[Update 11/29/2012]: SSL certificates
OK, well, this appears to be not so straight forward. It looks like this Synology box uses a self-signed certificate for SSL on the server side. Not a big deal, but irritating. It spits out an error like:

additional info: TLS: hostname does not match CN in peer certificate

To get around it, you can create new certificates for the NAS, or you can have the clients not verify the server certificate with the openldap variable

TLS_REQCERT never

[Update 11/29/2012]: CIFS caveat
What is this?? From the directory server manual:

Note: If you bind your DiskStation to an LDAP server that is not Synology Directory Server, enabling LDAP’s
CIFS support will enforce the PAM authorization mechanism, which requires client computers to transfer
plaintext password (instead of encrypted one) during account authentication. LDAP users will need to modify
their computer’s settings to enable plaintext support before they can access DiskStation files via CIFS. For
detailed instructions, click the Help button at the top-right corner, and then refer to the “About CIFS
Support and Client Computer’s Settings” section.
On the other hand, if you bind your DiskStation to Synology Directory Server, enabling LDAP’s CIFS support
will adopt the NTLM (or NTLMv2) authorization mechanism, which allows LDAP users to authorize with their
user credentials without making any changes to their computer settings.

This is basically saying that if I bind to a non-synology server and enable SMB shares, that user access will have to authenticate with plaintext. Well, that’s not good at all.

[Update 12/1/2012]: Linux Login
Well, I got my linux box (ubuntu) to authenticate through pam_ldap. This was pretty straight forward.

Install packages:

apt-get install libpam_ldap libnss_ldap

You can reconfig the ldap package after install with:

sudo dpkg-reconfigure ldap-auth-config

Edit /etc/nsswitch.conf to add ldap to passwd/group/shadow

passwd: compat ldap
group: compat ldap
shadow: compat ldap

Add to init.d startup

sudo update-rc.d nscd enable

Enable TLS over LDAP connection with the following in /etc/ldap.conf

ssl start_tls
ssl on

But, now here’s where I ran into a pretty big problem. It turns out that PAM over LDAP for SSL connections, either with a URI to ldaps:// or ldap:// over TLS, completely breaks “su”. See Debian bug 423252. It will spit out an error such as:

setgid: Operation not permitted

There’s a bug in the libgcrypt11 (the encryption library) that will pretty much prevent you from using encryption. Pretty ironic.
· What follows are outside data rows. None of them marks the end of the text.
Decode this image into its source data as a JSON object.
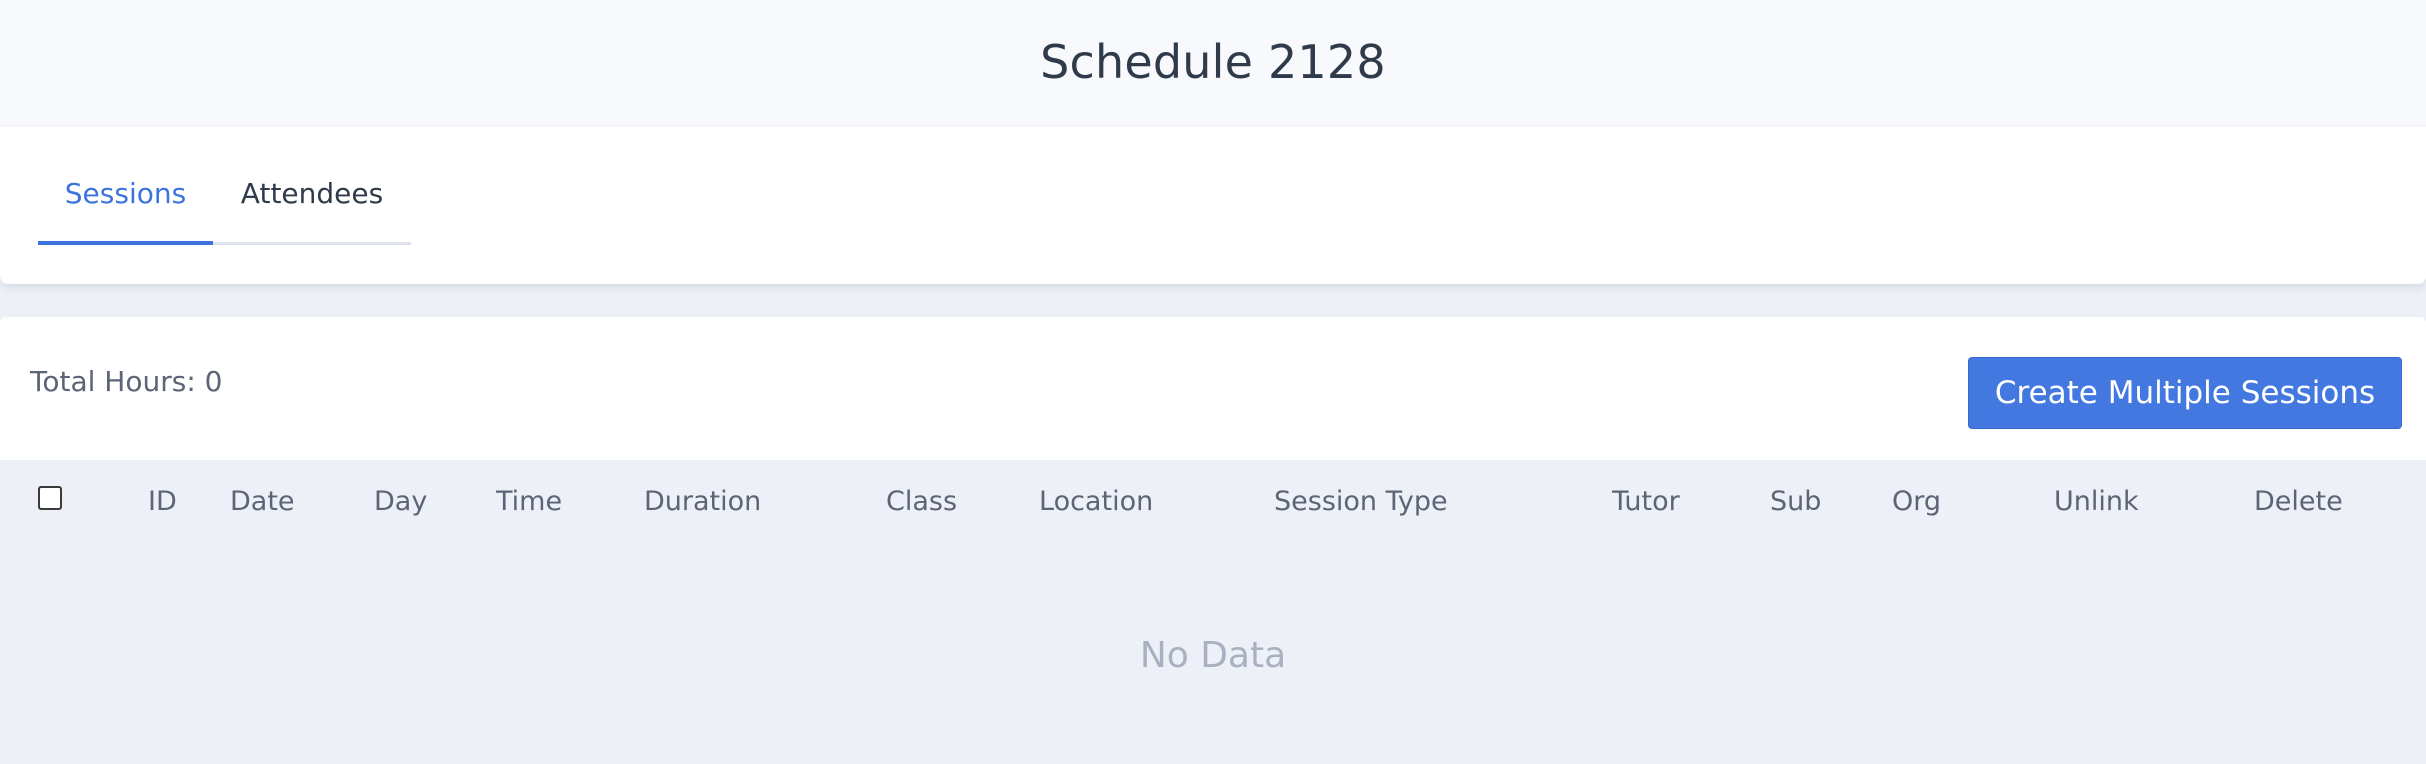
{
  "page": {
    "title": "Schedule 2128"
  },
  "tabs": [
    {
      "label": "Sessions",
      "active": true
    },
    {
      "label": "Attendees",
      "active": false
    }
  ],
  "summary": {
    "total_hours_label": "Total Hours: 0"
  },
  "toolbar": {
    "create_multiple_label": "Create Multiple Sessions"
  },
  "table": {
    "columns": [
      "ID",
      "Date",
      "Day",
      "Time",
      "Duration",
      "Class",
      "Location",
      "Session Type",
      "Tutor",
      "Sub",
      "Org",
      "Unlink",
      "Delete"
    ],
    "rows": [],
    "empty_text": "No Data"
  },
  "colors": {
    "accent": "#3c73dd",
    "button": "#4278e0",
    "background": "#edf0f7"
  }
}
It turns out that you’ll need the release 1.5 or higher of the library.

Once I got that straightened out, I got logins to my linux box authenticating against the LDAP server.

[Update 12/5/2012]: Export Home Folders
The Synology box will create and export home folders if you try to authenticate against a user that it is aware of, and user homes are enabled. If you enable user home directories for LDAP users, it’s also going to create them for local users. Basically, what happens is that if I login to the box, or try to mount the home directory, then it’s going to create home directories as needed for the user that I’m authenticating as. The main issue that I have is that it creates directory names like:

@LH-<LDAP_HOSTNAME>/<SOME_NUMBER>/<USERNAME>-<UID>/

It’s not that I have a problem with this structure, but I would need to mount this to /home/<USERNAME> on my linux machine. Normally, I don’t think that this is an issue as long as the naming is fully deterministic, but it doesn’t appear to be. That is the fact that makes it difficult to create the automount map for the user if I wanted this mapped to /home/<USERNAME>

Basically, after all this, I’m going to skip this and just set this LDAP directory up on my linux server, and just use the client on the NAS. Later on, I can move this to single sign-on with kerberos as it’s more flexible anyway.

OH, yeah, and the server is not compiled with logging. Yet one more frustration.